And I’m not alone. Unfortunately, many of us react with defensiveness and anger against the person giving us feedback. The truth is, we need to get over it because there’s value in creative criticism. How else would we identify weaknesses and areas of improvement? To help us in taking understand and accept this type of feedback, I’ve listed some tips below to help you get through it. Take a look:
Seek opinions early
As creatives we can be pretty delicate when it comes to our work and ideas. Most of us, when we let others in on our latest designs, are hoping to be praise, dubbed a genius and carried off into creative superstardom. The needs for positive reinforcement (especially amongst Millennials) can all-to-often cause us to dive into our devices, polishing and polishing our ideas until we feel ready to unleash them onto the world.
This, however, set us up for a fall. If you’ve spent weeks polishing an idea in secret, you’re in for shock if someone you respect isn’t as impressed as you were expecting. By actively casting out our ideas into the cold light of day, seeking an outside perspective early on can save a lot of time and pain later — especially if you realize you’ve been polishing a turd.
Stop and listen
When the criticism starts, and before you do anything — stop. I know it’s easy to immediately go on the defensive when we open up our ideas to the scrutiny of others, but you need to try not to react at all. You’ll have about a second to stop your reaction, but that’s still ample time for your brain to process a situation. When feedback starts flying at you, there’s a natural creative reaction to put your mind into overdrive with rebuttals that will keep the concept alive. However, by letting your mind think up a response, you’re not really allowing it to listen. And there’s no use in asking for input, if you’re not going to stop and listen.
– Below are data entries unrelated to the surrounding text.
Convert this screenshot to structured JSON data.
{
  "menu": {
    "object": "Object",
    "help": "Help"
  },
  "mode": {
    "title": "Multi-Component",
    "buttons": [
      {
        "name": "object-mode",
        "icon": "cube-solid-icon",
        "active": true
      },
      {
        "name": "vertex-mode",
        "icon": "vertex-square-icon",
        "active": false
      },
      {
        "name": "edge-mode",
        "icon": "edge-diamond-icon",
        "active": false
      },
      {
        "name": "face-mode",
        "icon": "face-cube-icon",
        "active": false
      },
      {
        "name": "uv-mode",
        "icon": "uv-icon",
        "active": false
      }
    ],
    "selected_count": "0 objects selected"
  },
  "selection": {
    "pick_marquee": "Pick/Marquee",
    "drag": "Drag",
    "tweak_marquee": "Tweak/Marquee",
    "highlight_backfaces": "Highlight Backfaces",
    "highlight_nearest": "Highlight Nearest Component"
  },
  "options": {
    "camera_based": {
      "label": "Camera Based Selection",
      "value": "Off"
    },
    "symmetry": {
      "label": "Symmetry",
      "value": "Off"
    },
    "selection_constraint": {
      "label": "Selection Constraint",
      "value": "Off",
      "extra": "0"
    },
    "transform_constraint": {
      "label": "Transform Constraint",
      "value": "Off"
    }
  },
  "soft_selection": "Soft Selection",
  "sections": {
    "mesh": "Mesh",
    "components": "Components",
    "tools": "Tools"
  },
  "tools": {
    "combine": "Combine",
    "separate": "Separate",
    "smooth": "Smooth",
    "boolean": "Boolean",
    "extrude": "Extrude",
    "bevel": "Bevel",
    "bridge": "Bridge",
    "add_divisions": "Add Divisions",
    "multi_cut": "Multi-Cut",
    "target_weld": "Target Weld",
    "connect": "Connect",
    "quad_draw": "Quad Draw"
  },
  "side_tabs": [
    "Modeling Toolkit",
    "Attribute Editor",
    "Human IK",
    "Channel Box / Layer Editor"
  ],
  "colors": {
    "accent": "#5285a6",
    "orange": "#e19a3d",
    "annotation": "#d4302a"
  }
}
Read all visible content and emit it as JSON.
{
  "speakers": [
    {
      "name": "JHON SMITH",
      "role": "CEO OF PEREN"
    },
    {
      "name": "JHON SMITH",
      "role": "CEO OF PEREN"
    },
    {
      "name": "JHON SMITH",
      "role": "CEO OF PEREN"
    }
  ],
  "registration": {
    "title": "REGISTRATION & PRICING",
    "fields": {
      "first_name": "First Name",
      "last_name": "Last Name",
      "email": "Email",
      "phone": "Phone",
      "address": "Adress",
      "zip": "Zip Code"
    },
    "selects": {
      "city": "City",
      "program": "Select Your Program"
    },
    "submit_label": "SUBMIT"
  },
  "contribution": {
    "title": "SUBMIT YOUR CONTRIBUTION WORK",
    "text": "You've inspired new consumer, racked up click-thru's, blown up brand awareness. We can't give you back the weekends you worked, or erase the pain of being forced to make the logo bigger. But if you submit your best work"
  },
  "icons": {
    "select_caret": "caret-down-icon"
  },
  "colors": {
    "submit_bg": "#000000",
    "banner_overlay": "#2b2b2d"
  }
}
Don’t take creative criticism personally
This is one of the most important things to understand — and something that I’ve been told myself. Just because someone doesn’t like your idea, doesn’t mean that they’re attacking you personally. You’re not a failure. In fact, the most successful innovators came up with a lot of wrong ideas before they created an award-winner.
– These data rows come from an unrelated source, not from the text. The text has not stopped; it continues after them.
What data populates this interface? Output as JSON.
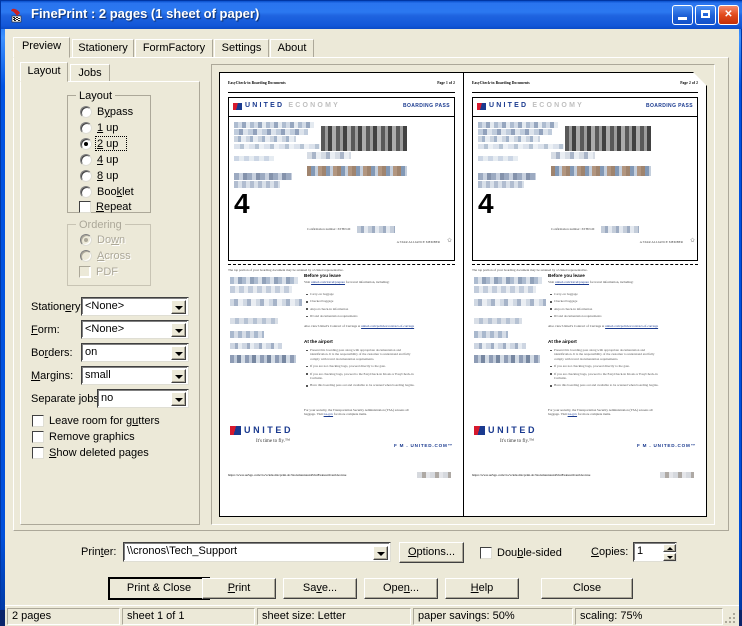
{
  "window": {
    "title": "FinePrint : 2 pages (1 sheet of paper)",
    "icon": "fineprint-icon",
    "minimize_label": "Minimize",
    "maximize_label": "Maximize",
    "close_label": "Close"
  },
  "tabs": [
    {
      "label": "Preview",
      "selected": true
    },
    {
      "label": "Stationery",
      "selected": false
    },
    {
      "label": "FormFactory",
      "selected": false
    },
    {
      "label": "Settings",
      "selected": false
    },
    {
      "label": "About",
      "selected": false
    }
  ],
  "subtabs": [
    {
      "label": "Layout",
      "selected": true
    },
    {
      "label": "Jobs",
      "selected": false
    }
  ],
  "layout_group": {
    "title": "Layout",
    "options": [
      {
        "label": "Bypass",
        "accel": "y",
        "selected": false
      },
      {
        "label": "1 up",
        "accel": "1",
        "selected": false
      },
      {
        "label": "2 up",
        "accel": "2",
        "selected": true,
        "focused": true
      },
      {
        "label": "4 up",
        "accel": "4",
        "selected": false
      },
      {
        "label": "8 up",
        "accel": "8",
        "selected": false
      },
      {
        "label": "Booklet",
        "accel": "k",
        "selected": false
      }
    ],
    "repeat": {
      "label": "Repeat",
      "accel": "R",
      "checked": false
    }
  },
  "ordering_group": {
    "title": "Ordering",
    "enabled": false,
    "options": [
      {
        "label": "Down",
        "accel": "w",
        "selected": true
      },
      {
        "label": "Across",
        "accel": "A",
        "selected": false
      }
    ],
    "pdf": {
      "label": "PDF",
      "checked": false
    }
  },
  "fields": [
    {
      "label": "Stationery:",
      "accel": "e",
      "value": "<None>",
      "name": "stationery-combo"
    },
    {
      "label": "Form:",
      "accel": "F",
      "value": "<None>",
      "name": "form-combo"
    },
    {
      "label": "Borders:",
      "accel": "r",
      "value": "on",
      "name": "borders-combo"
    },
    {
      "label": "Margins:",
      "accel": "M",
      "value": "small",
      "name": "margins-combo"
    },
    {
      "label": "Separate jobs:",
      "accel": "j",
      "value": "no",
      "name": "separate-jobs-combo"
    }
  ],
  "checkboxes": [
    {
      "label": "Leave room for gutters",
      "accel": "t",
      "checked": false,
      "name": "leave-room-for-gutters-checkbox"
    },
    {
      "label": "Remove graphics",
      "accel": "g",
      "checked": false,
      "name": "remove-graphics-checkbox"
    },
    {
      "label": "Show deleted pages",
      "accel": "S",
      "checked": false,
      "name": "show-deleted-pages-checkbox"
    }
  ],
  "printer": {
    "label": "Printer:",
    "accel": "t",
    "value": "\\\\cronos\\Tech_Support",
    "options_label": "Options...",
    "options_accel": "O",
    "double_sided": {
      "label": "Double-sided",
      "accel": "b",
      "checked": false
    },
    "copies_label": "Copies:",
    "copies_accel": "C",
    "copies_value": "1"
  },
  "buttons": [
    {
      "label": "Print & Close",
      "default": true,
      "name": "print-and-close-button"
    },
    {
      "label": "Print",
      "accel": "P",
      "default": false,
      "name": "print-button"
    },
    {
      "label": "Save...",
      "accel": "v",
      "default": false,
      "name": "save-button"
    },
    {
      "label": "Open...",
      "accel": "n",
      "default": false,
      "name": "open-button"
    },
    {
      "label": "Help",
      "accel": "H",
      "default": false,
      "name": "help-button"
    },
    {
      "label": "Close",
      "default": false,
      "name": "close-button"
    }
  ],
  "statusbar": [
    {
      "text": "2 pages",
      "name": "status-pages"
    },
    {
      "text": "sheet 1 of 1",
      "name": "status-sheet"
    },
    {
      "text": "sheet size: Letter",
      "name": "status-sheet-size"
    },
    {
      "text": "paper savings: 50%",
      "name": "status-paper-savings"
    },
    {
      "text": "scaling: 75%",
      "name": "status-scaling"
    }
  ],
  "preview_page": {
    "header_left": "EasyCheck-in Boarding Documents",
    "header_right": "Page 1 of 2",
    "brand": "UNITED",
    "brand_sub": "ECONOMY",
    "boarding_pass_tag": "BOARDING PASS",
    "big_number": "4",
    "confirmation": "Confirmation number: XTHJLM",
    "star_alliance": "A STAR ALLIANCE MEMBER",
    "detach_note": "The top portion of your boarding document may be retained by a United representative.",
    "section1_title": "Before you leave",
    "section1_intro": "Visit united.com/travel/prepare for travel information, including:",
    "section1_items": [
      "Carry-on baggage",
      "Checked baggage",
      "Airport check-in information",
      "ID and documentation requirements"
    ],
    "section1_note": "Also view United's Contract of Carriage at united.com/policies/contract-of-carriage",
    "section2_title": "At the airport",
    "section2_items": [
      "Present this boarding pass along with appropriate documentation and identification. It is the responsibility of the customer to understand and fully comply with travel documentation requirements.",
      "If you are not checking bags, proceed directly to the gate.",
      "If you are checking bags, proceed to the EasyCheck-in Kiosk or EasyCheck-in Curbside.",
      "Have this boarding pass out and available to be scanned when boarding begins."
    ],
    "section2_note": "For your security, the Transportation Security Administration (TSA) screens all baggage. Visit tsa.gov for more complete items.",
    "footer_brand": "UNITED",
    "footer_tagline": "It's time to fly.™",
    "footer_dotcom": "F M .  UNITED.COM™",
    "footer_url": "https://www.uaSgo.com/cto/vclelsoldo/print.do?documentAutoPrintFeatureOverride=true"
  },
  "preview_page_right": {
    "header_right": "Page 2 of 2"
  },
  "colors": {
    "title_blue": "#1257d8",
    "face": "#ece9d8",
    "united_blue": "#1a3a8f",
    "united_red": "#d7192d"
  }
}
“I have not failed. I’ve just found 10,000 ways that won’t work.” Thomas A. Edison
That being said, you should also try to curtail any reaction you’re having to the person who is delivering the feedback. It can be challenging to receive criticism from someone that you don’t fully respect — whether it’s a co-worker, a peer, or a boss. Just remember that accurate and constructive feedback comes even from flawed sources.
Don’t take criticisms as gospel, either
An opinion on your work is just that: an opinion. Take it with a grain of salt. Whilst we should be as open to receiving feedback, we don’t have to take it all as written in stone when it comes to changing your work later. See the input as research rather than an instruction. However, if you’ve received creative criticism from multiple people and they’re all saying similar things, then it’s probably time to rethink your ideas.
Next (and this is the hard part), look the person in the eyes and thank them for sharing their feedback with you. Say to them, “I really appreciate you taking the time to talk about this with me.” Expressing appreciation doesn’t have to mean you’re agreeing with the assessment, but it does show that you’re acknowledging the effort they took to evaluate you and share his or her thoughts.
Deconstruct the feedback
You’ll probably want to get more clarity at this point and share your perspective. The real power of actively seeking feedback is that it gives you a chance to reflect and course-correct before it gets too late. Avoid engaging in a debate – ask questions to get to the root of the actual issues being raised and possible solutions for addressing them.
Once you articulate what you will do going forward, and thank the person again for their feedback, you can close the conversation and move on. The best thing to continually improve your ideas now is to go and get more feedback, and repeat the whole process again.